PUTRAJAYA: The national fertility rate in 2016 is the lowest rate ever recorded since the formation of Malaysia in 1963, Chief Statistician Datuk Seri Dr Mohd Uzir Mahidin revealed.
He said according to the Vital Statistics Malaysia 2017 report, the fertility rate per woman aged 15 to 49 in 2016 was 1.9 babies, a decrease from 2.0 babies in 2015.
“The total fertility rate in Malaysia has been below the replacement level of 2.1 babies, which is the average number of babies born per woman throughout her reproductive life has been insufficient to replace herself and her partner.” he said in a statement here yesterday.
However, he said women aged 30 to 34 years recorded the highest fertility rate in 2016 with 120 births per 1,000 women in the same age group.

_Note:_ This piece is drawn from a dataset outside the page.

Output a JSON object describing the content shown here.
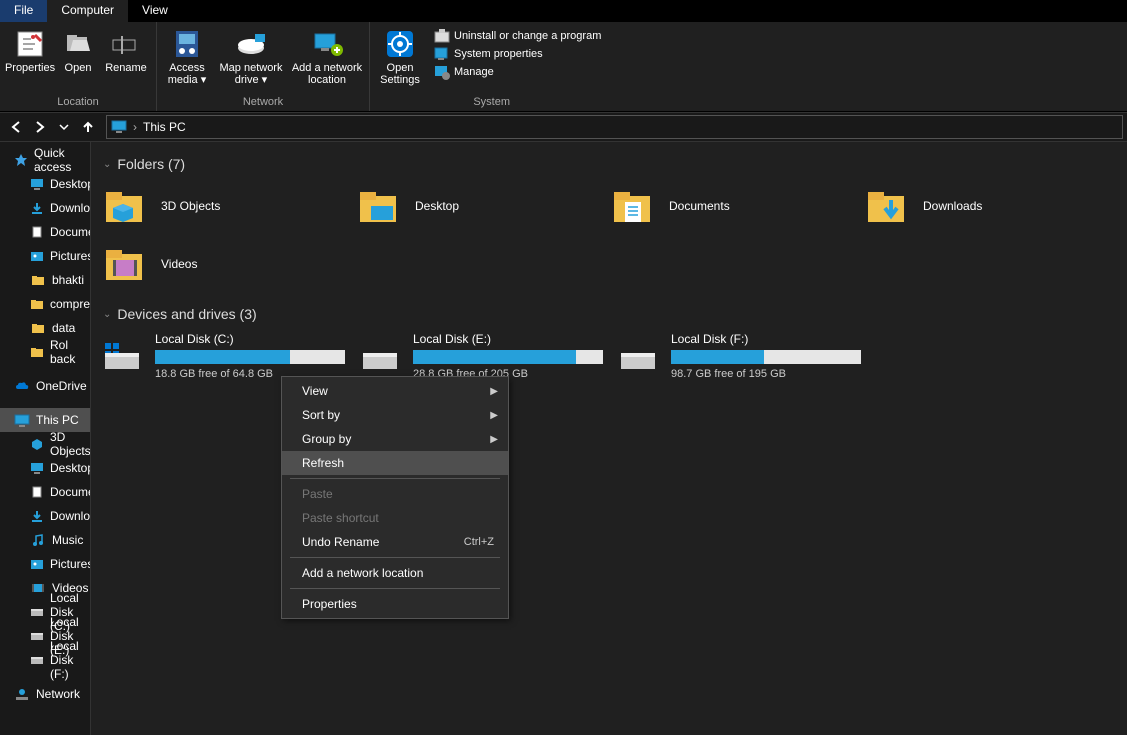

On live births, he said the number recorded in 2016 was 508,203 babies, a decrease of 2.5 per cent from 521,136 recorded in 2015.
Male babies born in 2016 were 262,755 (51.7 per cent), which is 17,307 more than female babies (245,488 or 48.3 per cent).
Meanwhile, he said the mean age of mothers at the time of their first live births had increased from 27.6 years in 2015 to 27.7 years in 2016.
Mohd Uzir also said the number of deaths recorded in Malaysia in 2016 was 162,201, an increase of 4.1 per cent compared to 155,786 in 2015.
“The crude death rate had increased from 5.0 (2015) to 5.1 (2016) per 1,000 population,” he said.
The report also revealed that Ischaemic heart disease (heart-related disease) was the main cause of death in Malaysia in 2015 and 2016, with each recording 13.7 per cent and 13.2 per cent.
The second cause of death in 2016 was pneumonia 12.5 per cent, followed by cerebrovascular disease (6.9 per cent) and cancer of the trachea, bronchus and lungs (2.2 per cent).
Meanwhile, the names Muhammad Harraz Naufal for boys and Ainul Mardiah for girls were the most popular for Bumiputera in 2016.
For the Chinese, the names Yu and Xin were the most popular names for boys and girls, while Sharvin and Harshini were the most popular names among the Indian community. — Bernama